  • Susanna Paasonen
    on sexuality, pornography, and affect
  • Theresa Senft
    on webcamming, micro-celebrity, and performance in everyday life
  • Scott Bukatman
    on attraction, spectacle, and the cult of the amateur
  • Julie Albright
    on self-transformation, makeover, and the management of attraction
  • John Paul Ricco
    on narcissism and the space of exposure
  • Gary Dauphin
    on the "pose" as a marker of identity and social standing
  • Mimi Nguyen
    the circuits between star and fan
  • Glenn Phillips and Catherine Taft
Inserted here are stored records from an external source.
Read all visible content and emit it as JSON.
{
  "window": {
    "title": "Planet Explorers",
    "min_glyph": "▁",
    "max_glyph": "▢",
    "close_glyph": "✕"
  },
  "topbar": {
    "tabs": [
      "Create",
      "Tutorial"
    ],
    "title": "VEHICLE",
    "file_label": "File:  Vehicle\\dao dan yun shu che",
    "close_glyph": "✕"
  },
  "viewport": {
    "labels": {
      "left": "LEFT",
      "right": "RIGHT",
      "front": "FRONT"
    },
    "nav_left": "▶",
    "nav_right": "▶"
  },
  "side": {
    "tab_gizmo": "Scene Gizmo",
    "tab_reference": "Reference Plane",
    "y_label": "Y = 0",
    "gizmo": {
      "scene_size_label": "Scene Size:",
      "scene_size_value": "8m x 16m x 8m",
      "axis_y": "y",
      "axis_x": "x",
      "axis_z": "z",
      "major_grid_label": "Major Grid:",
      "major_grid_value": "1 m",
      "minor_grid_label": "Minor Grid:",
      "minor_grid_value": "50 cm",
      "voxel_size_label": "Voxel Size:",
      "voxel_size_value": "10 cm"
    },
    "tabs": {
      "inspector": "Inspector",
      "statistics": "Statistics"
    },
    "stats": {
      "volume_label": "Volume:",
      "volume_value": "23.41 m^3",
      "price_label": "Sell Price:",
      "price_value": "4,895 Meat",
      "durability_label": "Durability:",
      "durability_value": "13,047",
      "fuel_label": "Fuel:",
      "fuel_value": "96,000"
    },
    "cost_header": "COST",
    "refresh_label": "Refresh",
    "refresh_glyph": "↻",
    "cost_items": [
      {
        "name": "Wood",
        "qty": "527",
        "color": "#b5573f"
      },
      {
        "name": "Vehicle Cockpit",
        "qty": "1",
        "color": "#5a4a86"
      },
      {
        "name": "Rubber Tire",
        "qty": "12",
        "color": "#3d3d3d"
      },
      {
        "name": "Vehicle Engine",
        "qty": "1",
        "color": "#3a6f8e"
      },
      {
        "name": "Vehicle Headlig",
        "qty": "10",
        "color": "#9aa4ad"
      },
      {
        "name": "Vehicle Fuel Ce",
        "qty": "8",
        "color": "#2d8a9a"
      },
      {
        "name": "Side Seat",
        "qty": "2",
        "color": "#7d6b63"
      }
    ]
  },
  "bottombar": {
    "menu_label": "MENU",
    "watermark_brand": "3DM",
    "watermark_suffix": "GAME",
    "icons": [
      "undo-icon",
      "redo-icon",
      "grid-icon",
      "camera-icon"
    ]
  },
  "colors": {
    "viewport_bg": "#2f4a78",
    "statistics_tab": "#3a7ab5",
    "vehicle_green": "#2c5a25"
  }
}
    "Watch Me Get Watched"
  • Dylan Wilcox
    "Public Showing"